Originally begun by the French in 1881, finished by the United States in 1914, and still fully operational today, the Panama Canal is one of the great engineering marvels of the 20th Century. The first waterway to connect the Atlantic and Pacific Oceans, the famed canal, which celebrates its centennial this summer, has become essential to international maritime trade and remains one of the American Society of Civil Engineers’ seven wonders of the modern world.
In addition to being an engineering feat, the Panama Canal remains a popular tourist attraction where visitors can marvel at the sight of very big ships slipping through a (comparatively) very small space. The best way to see the canal up close is at the Miraflores Visitor Center, where guests can learn about how the canal’s lock gates open and close to allow vessels passage both from an observation deck, or from an exhibition hall. Visitors can also learn more about the Canal’s history. Begun under the leadership of Ferdinand de Lesseps, builder of the Suez Canal, in 1881, the French-led canal project was put on hold after large number of French workers died of disease. The U.S. resumed the project in 1904 and the canal finally opened in 1914.
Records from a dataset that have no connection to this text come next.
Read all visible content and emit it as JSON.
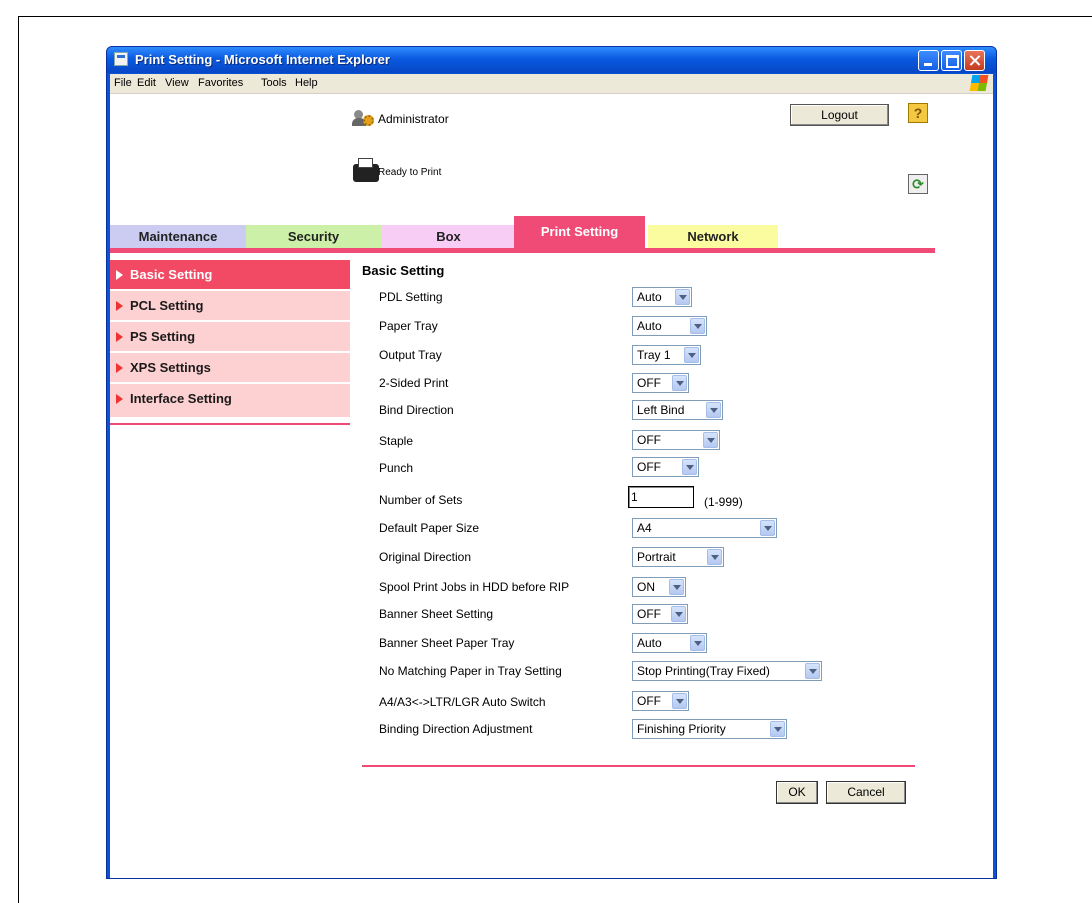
{
  "window": {
    "title": "Print Setting - Microsoft Internet Explorer"
  },
  "menu": [
    "File",
    "Edit",
    "View",
    "Favorites",
    "Tools",
    "Help"
  ],
  "header": {
    "user": "Administrator",
    "logout_label": "Logout",
    "help_label": "?",
    "status": "Ready to Print"
  },
  "tabs": [
    "Maintenance",
    "Security",
    "Box",
    "Print Setting",
    "Network"
  ],
  "active_tab": "Print Setting",
  "sidebar": {
    "items": [
      "Basic Setting",
      "PCL Setting",
      "PS Setting",
      "XPS Settings",
      "Interface Setting"
    ],
    "active": "Basic Setting"
  },
  "main": {
    "title": "Basic Setting",
    "settings": [
      {
        "label": "PDL Setting",
        "value": "Auto"
      },
      {
        "label": "Paper Tray",
        "value": "Auto"
      },
      {
        "label": "Output Tray",
        "value": "Tray 1"
      },
      {
        "label": "2-Sided Print",
        "value": "OFF"
      },
      {
        "label": "Bind Direction",
        "value": "Left Bind"
      },
      {
        "label": "Staple",
        "value": "OFF"
      },
      {
        "label": "Punch",
        "value": "OFF"
      },
      {
        "label": "Number of Sets",
        "value": "1",
        "hint": "(1-999)"
      },
      {
        "label": "Default Paper Size",
        "value": "A4"
      },
      {
        "label": "Original Direction",
        "value": "Portrait"
      },
      {
        "label": "Spool Print Jobs in HDD before RIP",
        "value": "ON"
      },
      {
        "label": "Banner Sheet Setting",
        "value": "OFF"
      },
      {
        "label": "Banner Sheet Paper Tray",
        "value": "Auto"
      },
      {
        "label": "No Matching Paper in Tray Setting",
        "value": "Stop Printing(Tray Fixed)"
      },
      {
        "label": "A4/A3<->LTR/LGR Auto Switch",
        "value": "OFF"
      },
      {
        "label": "Binding Direction Adjustment",
        "value": "Finishing Priority"
      }
    ]
  },
  "buttons": {
    "ok": "OK",
    "cancel": "Cancel"
  },
  "colors": {
    "accent": "#f04a76",
    "sidebar_bg": "#fdd0d2",
    "tab_maintenance": "#ccccf2",
    "tab_security": "#ccf0a8",
    "tab_box": "#f7ccf5",
    "tab_network": "#fbfba0"
  }
}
According to PBS’ American Experience, 5% of all worldwide shipping traffic was passing through the Panama Canal in 2005 and in 2007 — the year the Panamanian government began a $5.25 billion, seven-year project to update the canal — “14,721 vessels carrying a record 313 million tons of goods crossed the canal. Experts estimate that by 2025 annual demand will rise to 510 million tons,” they note.
For a true Panamanian sailing experience, guests can experience the canal while on 15-day Celebrity Cruises on the Celebrity Infinity.